This is not a picture of a life coach. This individual is a hockey coach. He probably needed a life coach.

Until very recently, I did not know that there was such a thing as a life coach. Now I’m told that I need one.

“A life coach is a type of wellness professional who helps people make progress in their lives and overcome obstacles in order to attain greater fulfillment by helping them identify their own strengths and empowering them to create the changes they seek. “  So…

I Need a Life Coach

I’ve always been pretty useless.

When I was a child, I was totally useless. My father wanted me to be handy, to help him in his basement workshop fixing things and sawing wood. I failed at all those tasks.

Even as a kid, I would have needed a life coach.

In school, I miserably failed at industrial arts and phys. ed. I couldn’t swim more than two lengths, except by dog paddling. No way could I perform a somersault, leap over a box horse, or sink a basket.

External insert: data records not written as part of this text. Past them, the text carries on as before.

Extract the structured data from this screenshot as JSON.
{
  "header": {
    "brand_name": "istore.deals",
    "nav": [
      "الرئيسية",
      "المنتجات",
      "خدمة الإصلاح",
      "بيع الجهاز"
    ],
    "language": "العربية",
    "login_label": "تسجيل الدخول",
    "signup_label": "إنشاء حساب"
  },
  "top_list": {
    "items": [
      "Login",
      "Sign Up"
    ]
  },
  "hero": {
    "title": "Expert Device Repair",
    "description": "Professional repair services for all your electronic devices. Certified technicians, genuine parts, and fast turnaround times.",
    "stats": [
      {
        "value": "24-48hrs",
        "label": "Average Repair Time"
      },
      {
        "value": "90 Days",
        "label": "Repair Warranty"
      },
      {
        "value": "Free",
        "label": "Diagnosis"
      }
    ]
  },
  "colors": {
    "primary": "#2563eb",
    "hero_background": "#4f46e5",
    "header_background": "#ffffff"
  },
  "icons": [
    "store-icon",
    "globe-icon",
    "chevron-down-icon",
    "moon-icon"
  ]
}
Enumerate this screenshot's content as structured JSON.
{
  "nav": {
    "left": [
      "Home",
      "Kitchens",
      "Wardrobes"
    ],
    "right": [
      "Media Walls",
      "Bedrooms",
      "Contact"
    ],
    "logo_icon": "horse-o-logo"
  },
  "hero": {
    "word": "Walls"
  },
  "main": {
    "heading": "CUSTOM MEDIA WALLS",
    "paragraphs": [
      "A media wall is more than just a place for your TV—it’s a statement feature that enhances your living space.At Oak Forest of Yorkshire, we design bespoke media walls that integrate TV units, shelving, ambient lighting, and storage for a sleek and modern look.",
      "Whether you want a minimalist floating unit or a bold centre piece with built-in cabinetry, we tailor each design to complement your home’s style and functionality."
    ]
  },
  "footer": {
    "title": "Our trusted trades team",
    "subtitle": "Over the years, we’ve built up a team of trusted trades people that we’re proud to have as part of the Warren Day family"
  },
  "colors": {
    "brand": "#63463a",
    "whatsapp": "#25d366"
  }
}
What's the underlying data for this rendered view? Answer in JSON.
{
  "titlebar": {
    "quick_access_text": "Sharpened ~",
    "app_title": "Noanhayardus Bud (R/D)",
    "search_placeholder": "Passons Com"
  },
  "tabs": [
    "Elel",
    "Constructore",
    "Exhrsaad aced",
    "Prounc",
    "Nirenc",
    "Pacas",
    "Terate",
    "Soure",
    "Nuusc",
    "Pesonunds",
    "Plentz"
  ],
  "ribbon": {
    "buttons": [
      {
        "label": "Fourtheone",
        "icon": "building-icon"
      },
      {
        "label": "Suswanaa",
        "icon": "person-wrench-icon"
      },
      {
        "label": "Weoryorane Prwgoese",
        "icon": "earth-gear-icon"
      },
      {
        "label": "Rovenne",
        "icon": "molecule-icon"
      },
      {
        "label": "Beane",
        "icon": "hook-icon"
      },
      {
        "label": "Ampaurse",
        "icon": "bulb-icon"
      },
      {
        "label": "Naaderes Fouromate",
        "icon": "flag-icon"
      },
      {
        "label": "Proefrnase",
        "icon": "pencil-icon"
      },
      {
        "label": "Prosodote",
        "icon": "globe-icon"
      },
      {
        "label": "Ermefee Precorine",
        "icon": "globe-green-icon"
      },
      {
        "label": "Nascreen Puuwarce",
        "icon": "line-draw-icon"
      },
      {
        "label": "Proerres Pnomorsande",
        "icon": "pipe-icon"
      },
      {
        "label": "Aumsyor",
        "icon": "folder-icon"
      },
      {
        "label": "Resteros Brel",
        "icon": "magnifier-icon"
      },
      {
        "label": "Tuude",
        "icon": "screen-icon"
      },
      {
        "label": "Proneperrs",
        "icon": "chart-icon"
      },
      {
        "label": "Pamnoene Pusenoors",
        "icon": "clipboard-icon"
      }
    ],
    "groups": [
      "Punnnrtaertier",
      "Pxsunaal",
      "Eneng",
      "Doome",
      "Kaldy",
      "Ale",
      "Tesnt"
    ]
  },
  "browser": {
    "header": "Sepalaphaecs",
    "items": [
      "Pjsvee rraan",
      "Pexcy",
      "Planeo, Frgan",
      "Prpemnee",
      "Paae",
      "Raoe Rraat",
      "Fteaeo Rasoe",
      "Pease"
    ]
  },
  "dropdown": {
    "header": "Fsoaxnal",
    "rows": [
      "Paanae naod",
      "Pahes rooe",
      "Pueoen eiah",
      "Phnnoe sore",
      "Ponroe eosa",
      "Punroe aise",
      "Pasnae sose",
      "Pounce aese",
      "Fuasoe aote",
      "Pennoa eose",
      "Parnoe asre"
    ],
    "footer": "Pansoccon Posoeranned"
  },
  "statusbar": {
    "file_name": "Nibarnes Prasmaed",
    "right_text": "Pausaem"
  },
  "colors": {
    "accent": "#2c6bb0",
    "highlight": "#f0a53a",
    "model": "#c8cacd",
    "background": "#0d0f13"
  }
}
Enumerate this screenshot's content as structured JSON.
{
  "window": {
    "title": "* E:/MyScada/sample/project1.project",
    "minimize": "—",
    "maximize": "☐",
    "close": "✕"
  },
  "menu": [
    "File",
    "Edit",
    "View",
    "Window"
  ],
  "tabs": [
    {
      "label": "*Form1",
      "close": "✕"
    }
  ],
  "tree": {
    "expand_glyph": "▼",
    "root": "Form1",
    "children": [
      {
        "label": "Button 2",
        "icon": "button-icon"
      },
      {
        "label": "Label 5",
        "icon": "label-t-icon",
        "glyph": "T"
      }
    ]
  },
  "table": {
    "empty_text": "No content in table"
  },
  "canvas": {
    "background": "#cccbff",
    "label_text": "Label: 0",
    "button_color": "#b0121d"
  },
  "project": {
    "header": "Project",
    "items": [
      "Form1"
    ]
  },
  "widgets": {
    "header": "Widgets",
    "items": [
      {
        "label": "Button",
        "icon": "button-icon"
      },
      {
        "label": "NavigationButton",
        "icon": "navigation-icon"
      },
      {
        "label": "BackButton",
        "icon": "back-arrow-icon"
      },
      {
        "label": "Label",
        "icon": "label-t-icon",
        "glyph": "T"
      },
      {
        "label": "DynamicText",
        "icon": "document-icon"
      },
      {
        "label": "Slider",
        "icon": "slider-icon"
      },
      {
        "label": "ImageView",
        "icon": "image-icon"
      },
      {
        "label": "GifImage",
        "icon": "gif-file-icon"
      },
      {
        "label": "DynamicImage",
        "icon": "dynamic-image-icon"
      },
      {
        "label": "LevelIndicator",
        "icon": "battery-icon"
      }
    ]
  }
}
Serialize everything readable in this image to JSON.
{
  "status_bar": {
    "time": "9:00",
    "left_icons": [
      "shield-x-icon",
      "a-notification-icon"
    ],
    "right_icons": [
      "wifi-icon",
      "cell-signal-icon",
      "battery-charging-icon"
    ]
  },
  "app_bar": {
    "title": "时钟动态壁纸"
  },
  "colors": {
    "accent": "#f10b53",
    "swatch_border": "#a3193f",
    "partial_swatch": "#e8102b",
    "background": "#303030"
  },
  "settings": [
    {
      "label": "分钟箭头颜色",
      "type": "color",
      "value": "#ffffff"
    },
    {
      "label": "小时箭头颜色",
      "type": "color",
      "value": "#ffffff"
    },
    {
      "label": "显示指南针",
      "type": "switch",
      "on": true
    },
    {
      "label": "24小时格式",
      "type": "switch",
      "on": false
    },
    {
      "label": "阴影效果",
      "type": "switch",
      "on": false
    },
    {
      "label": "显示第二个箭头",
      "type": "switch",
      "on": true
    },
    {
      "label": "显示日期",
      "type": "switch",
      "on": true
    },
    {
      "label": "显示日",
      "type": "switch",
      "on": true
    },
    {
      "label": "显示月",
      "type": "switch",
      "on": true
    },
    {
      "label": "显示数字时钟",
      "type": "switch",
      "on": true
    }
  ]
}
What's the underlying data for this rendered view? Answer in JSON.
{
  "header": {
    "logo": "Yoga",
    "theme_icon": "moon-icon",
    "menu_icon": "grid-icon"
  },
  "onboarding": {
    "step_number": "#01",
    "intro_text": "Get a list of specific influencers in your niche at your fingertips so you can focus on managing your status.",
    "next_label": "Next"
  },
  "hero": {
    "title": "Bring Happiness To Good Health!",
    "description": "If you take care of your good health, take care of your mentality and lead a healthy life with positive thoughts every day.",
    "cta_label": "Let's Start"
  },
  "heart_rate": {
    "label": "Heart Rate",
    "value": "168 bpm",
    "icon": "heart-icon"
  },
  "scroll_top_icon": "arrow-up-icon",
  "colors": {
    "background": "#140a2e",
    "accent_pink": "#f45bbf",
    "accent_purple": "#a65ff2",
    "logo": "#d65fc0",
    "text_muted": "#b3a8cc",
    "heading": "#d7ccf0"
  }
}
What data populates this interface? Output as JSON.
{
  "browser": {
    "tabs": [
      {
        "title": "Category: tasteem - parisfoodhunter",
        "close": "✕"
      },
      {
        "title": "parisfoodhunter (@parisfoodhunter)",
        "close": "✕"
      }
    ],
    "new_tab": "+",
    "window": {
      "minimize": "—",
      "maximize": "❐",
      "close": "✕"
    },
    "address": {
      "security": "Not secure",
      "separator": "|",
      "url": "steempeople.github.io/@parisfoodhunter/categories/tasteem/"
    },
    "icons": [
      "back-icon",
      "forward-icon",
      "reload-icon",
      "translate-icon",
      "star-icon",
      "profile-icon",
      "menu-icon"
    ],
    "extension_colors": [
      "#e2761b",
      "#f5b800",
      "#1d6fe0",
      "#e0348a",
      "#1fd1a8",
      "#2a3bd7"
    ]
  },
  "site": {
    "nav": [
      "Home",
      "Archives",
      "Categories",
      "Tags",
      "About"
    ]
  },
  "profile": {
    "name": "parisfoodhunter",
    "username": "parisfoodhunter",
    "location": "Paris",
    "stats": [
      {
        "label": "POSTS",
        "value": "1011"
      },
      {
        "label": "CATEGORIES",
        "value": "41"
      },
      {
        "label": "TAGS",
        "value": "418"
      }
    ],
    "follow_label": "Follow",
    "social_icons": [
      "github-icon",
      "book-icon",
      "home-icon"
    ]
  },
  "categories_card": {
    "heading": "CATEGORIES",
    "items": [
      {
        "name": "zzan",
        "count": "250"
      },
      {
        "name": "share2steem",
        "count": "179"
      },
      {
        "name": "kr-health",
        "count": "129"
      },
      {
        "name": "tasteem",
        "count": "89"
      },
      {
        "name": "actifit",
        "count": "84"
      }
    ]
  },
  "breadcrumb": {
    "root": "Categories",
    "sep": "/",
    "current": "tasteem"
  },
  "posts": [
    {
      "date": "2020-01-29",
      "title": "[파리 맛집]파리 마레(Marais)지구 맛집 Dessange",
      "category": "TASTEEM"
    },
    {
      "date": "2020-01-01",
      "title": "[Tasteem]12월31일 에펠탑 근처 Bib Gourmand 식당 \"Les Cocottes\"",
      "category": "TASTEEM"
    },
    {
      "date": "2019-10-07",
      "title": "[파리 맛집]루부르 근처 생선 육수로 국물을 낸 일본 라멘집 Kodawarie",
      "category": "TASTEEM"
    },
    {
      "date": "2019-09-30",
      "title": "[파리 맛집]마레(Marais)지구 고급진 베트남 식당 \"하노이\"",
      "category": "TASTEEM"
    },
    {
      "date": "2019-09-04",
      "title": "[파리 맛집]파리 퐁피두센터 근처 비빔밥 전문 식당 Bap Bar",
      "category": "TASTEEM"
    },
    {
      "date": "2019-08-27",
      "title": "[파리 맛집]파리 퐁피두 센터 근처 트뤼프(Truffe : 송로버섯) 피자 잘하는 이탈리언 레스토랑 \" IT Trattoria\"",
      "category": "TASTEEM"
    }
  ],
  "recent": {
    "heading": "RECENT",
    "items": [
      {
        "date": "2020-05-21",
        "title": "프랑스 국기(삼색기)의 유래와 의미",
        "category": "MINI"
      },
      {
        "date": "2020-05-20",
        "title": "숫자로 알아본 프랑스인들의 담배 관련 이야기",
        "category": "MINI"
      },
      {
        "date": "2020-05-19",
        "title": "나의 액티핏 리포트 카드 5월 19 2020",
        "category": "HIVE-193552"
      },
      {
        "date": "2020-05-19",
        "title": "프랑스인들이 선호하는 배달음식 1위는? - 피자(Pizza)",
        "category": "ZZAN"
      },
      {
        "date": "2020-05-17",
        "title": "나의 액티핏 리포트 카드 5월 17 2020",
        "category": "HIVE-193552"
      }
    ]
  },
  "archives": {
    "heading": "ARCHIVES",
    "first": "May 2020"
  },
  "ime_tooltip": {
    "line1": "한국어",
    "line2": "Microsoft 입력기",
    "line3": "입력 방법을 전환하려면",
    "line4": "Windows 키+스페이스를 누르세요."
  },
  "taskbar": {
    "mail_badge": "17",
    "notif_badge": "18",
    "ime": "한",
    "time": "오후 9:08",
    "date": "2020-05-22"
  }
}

I would have needed a life coach.

When I got married for the first time, my best friend was my best man. In his best man speech, he proclaimed that he could describe me best with one word, “useless.”

He wasn’t joking. He meant it.

He could have said that I needed a life coach.

Except that in 1972, such a beast did not exist.

Back then there was no such thing as a life coach.

Throughout my career as a teacher, I would have needed a life coach.

Each new form of technology that we pedagogues were compelled to master filled every crevice of my being with a nameless dread.

From Beta technology to Omnivox, there were 34 years of hell to pay.

The advent of the digital age made me nauseous.

The kindly school technician took pity on me and treated me like an outpatient from the techno-peasant emergency ward; he remained forever on call.

He knew that I needed a life coach.

My students felt extreme compassion as they watched me blanch with trepidation at each rollout of new technology.

They volunteered to wield hand controls and project films.

They offered to teach me PowerPoint.

They knew that I needed a life coach.

Nowadays my life coach, if I had one, would chastise me for being a masochist.

I wrote a book and I’m meant to promote it.

Self-promotion makes me green around the gills. I tilt toward self-deprecation.


Hyperlinks make me hyperventilate. Algorithms give me arrhythmias.

I cannot understand ROI, KPI, or SEO.

TikTok, Instagram, Facebook, LinkedIn, and X are more mysterious to me than quantum physics and more frustrating than the loss of a precious set of keys.

WhatsApp brings me down.

And Hashtags sound like something I used to smoke.

I desperately need a life coach.

I suffer from acute nostalgia. I miss those black telephones with dials and the televisions that flickered and were festooned with rabbit ears.

Every time my cell phone erupts, I panic. I swipe at it to no avail. I’ve been known to throw it across the room.

Can you please recommend a life coach?

My wife has become my part-time life coach.

She’s even more hopeless than I when it comes to technology.

But she doesn’t care.

And she patiently puts up with my inability to fold clothing and towels and my loss of mitts.

I always lose my mitts.

One day our life insurance agent ran over my mitts with her insurance agent vehicle. I had dropped them in the street in early winter slush.

The insurance agent was convinced that I needed a life coach.

But my wife usually finds my mitts before people run over them.

She also discreetly lets me know when I have crumbs stuck to my lips or little bits of cheese adhering to my cheeks.

Or when random unruly hairs spring uninvited from various facial orifices.

She spares me many colossal humiliations of old age.

I love my wife coach. I love her so much.

In fact, my wife coach is the only life coach that I will ever need.

Robert McBryde Author: life coaching, book launching, assisted self-publication, why do I write, the absurd, history, art, poetry, CBC radio, literary non-fiction, vignettes and sketches, immigrant experience, living in Quebec and in France, childhood and animal stories, creative memoirs, satire, autobiography, family relations, raising children, aging, travel, social commentary, love and marriage, driving lessons, self-deprecation, Dijon France, condiments, translation: English-French; French-English

Publisher’s Note: Funny, manic, and wistful… self-deprecating creative nonfiction…The author, Robert McBryde, a professional translator, has been compared to David Sedaris for the sometimes-snarky autobiographical satire characterizing his literary sketches. Many of the stories in his new book, titled My Time with You Has Been Short but Very Funny, have been featured on the Canadian Broadcasting Corporation radio network.

Author Robert McBryde


Author’s Note:
I’ve written a new book of creative non-fiction titled My Time with You Has Been Short but Very Funny, recently published and now on the market. The book is based on stories that I told over the years as a writer/ broadcaster and host on CBC radio based in Quebec City, Canada.

The book is available via my website. The purchase links are at the bottom of the home page. 

I will post two blogs per week, normally Wednesday and Friday afternoons at around 4:30 p.m. (Eastern Time). Stay tuned!